| Exercise brief |
Return, from the material below, each line in which the word "Checks" is present.

| Data under study |
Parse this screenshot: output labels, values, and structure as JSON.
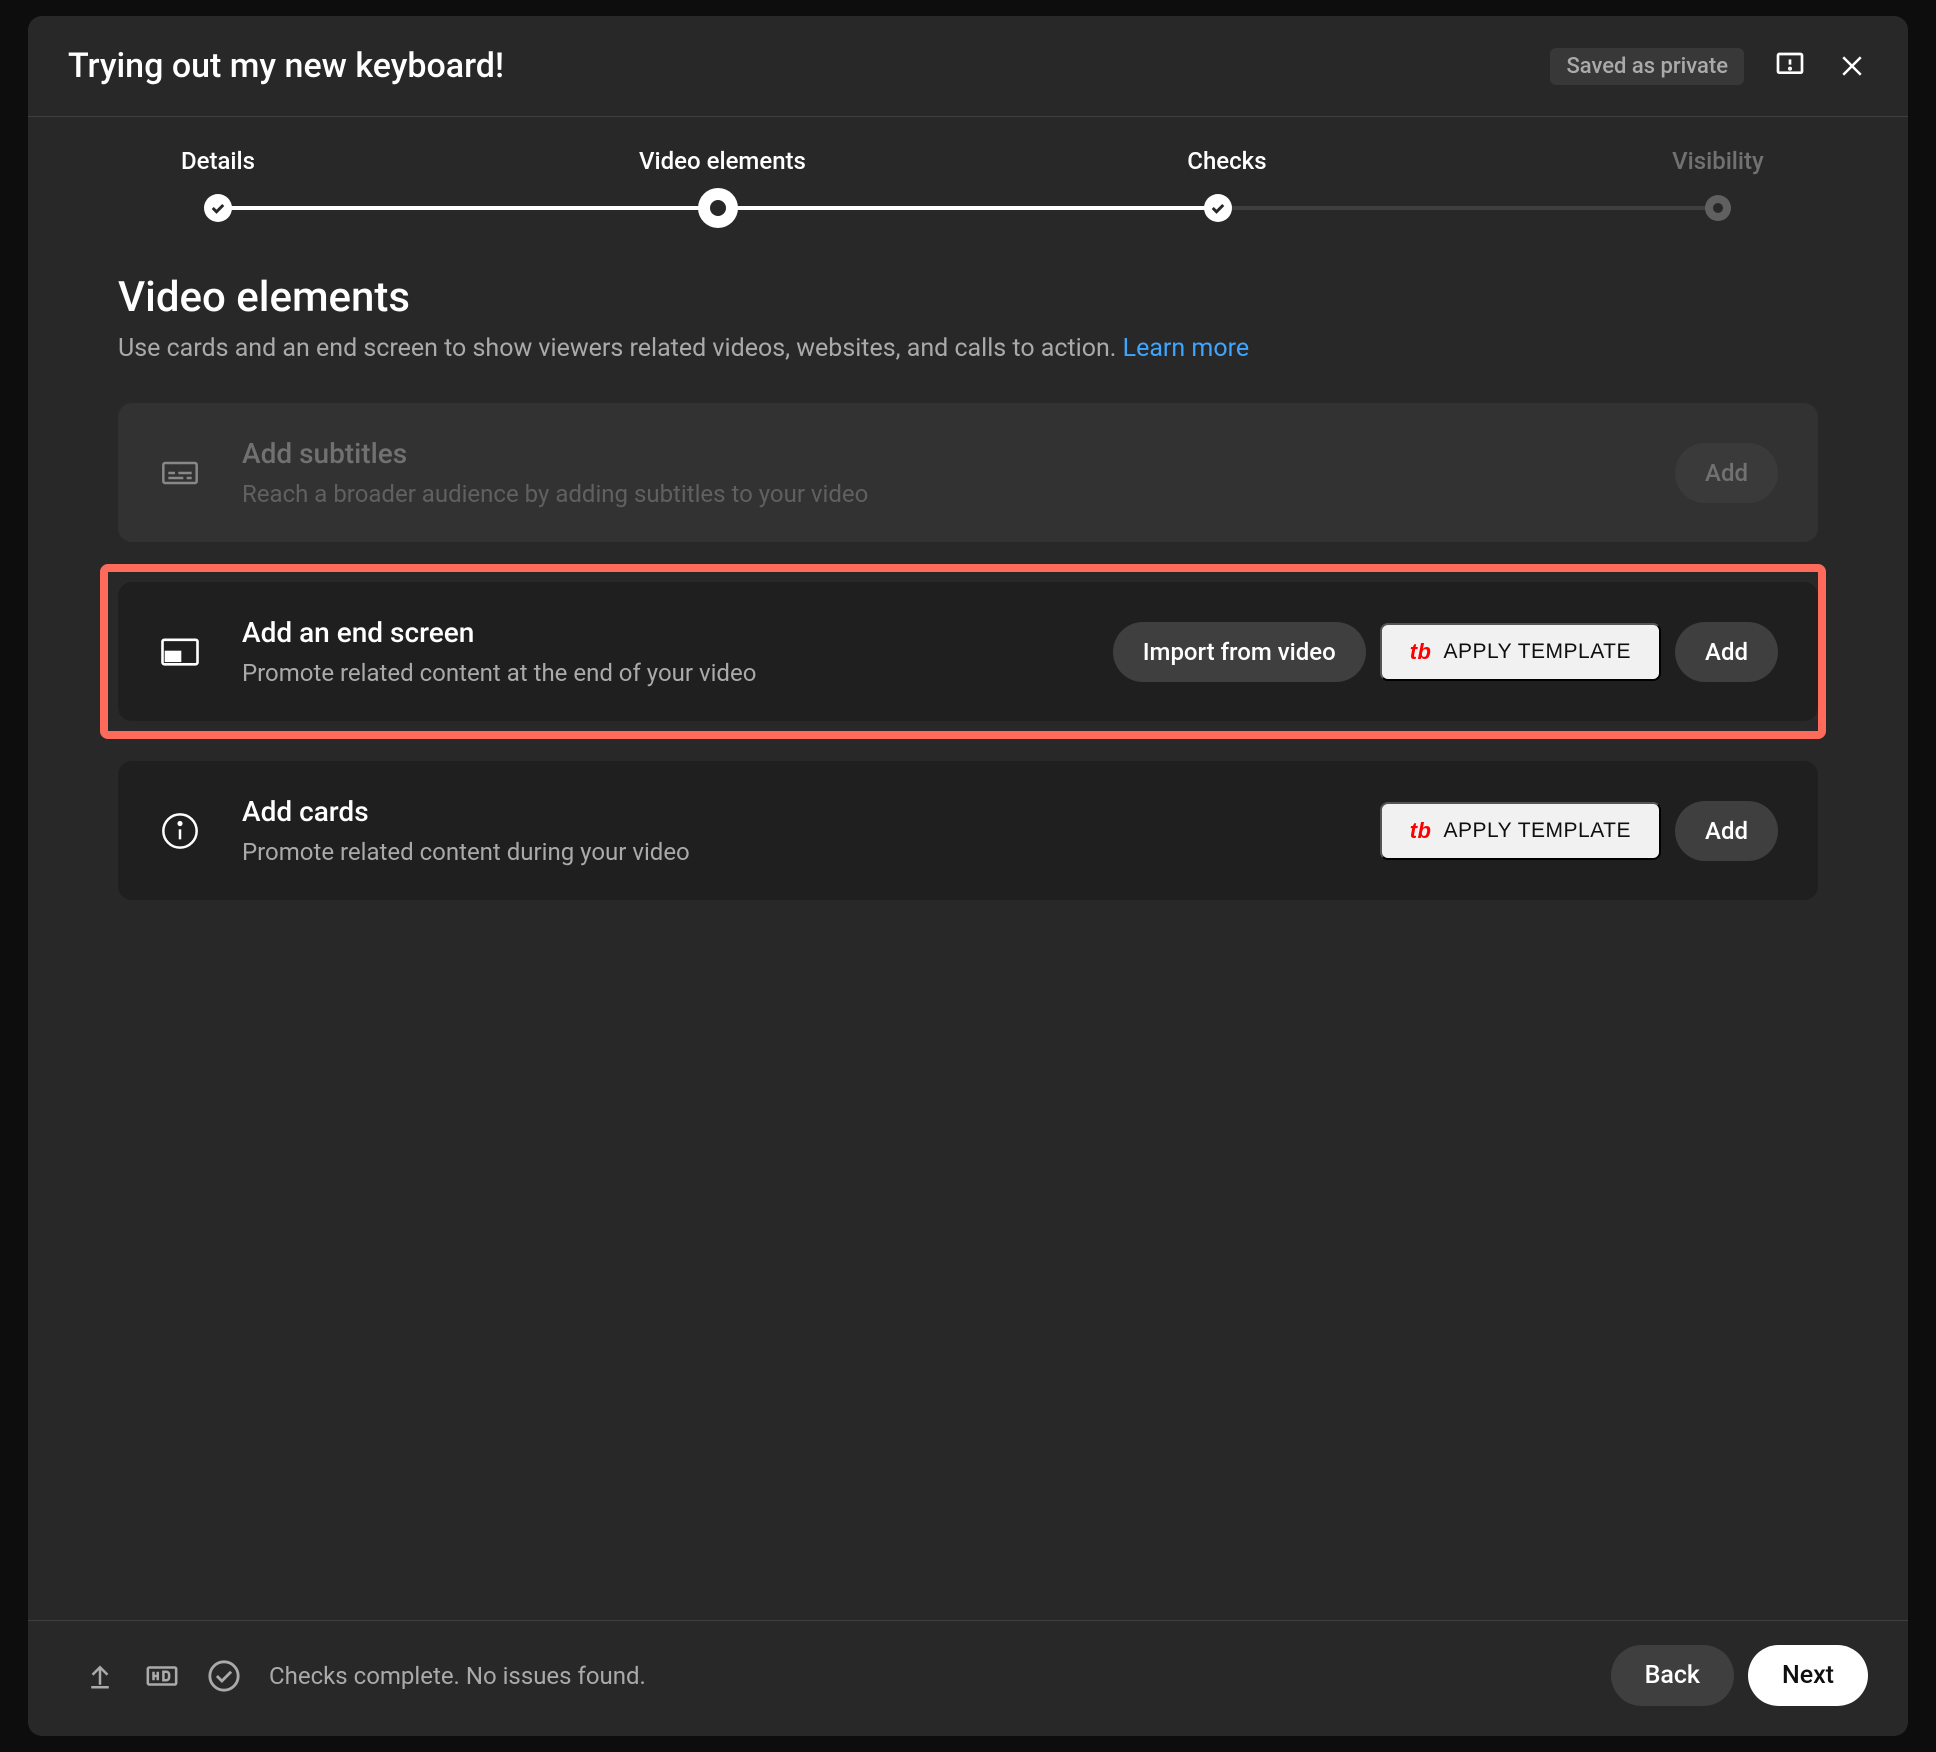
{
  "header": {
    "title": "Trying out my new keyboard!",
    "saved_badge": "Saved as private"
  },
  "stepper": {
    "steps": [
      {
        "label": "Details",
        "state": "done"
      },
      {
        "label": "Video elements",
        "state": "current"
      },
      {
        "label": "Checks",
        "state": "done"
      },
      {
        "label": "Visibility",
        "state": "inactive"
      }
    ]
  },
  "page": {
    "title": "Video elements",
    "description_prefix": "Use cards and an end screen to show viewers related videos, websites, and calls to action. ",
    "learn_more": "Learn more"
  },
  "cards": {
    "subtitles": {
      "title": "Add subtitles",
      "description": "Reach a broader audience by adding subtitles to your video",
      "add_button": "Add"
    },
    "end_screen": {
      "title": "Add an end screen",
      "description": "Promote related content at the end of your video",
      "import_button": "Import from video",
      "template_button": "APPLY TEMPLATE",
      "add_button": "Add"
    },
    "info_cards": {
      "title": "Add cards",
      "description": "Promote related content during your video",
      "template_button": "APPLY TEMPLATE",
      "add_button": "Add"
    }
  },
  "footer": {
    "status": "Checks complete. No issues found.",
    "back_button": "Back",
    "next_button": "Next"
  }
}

| Response to the exercise |
        "label": "Checks",
    "status": "Checks complete. No issues found.",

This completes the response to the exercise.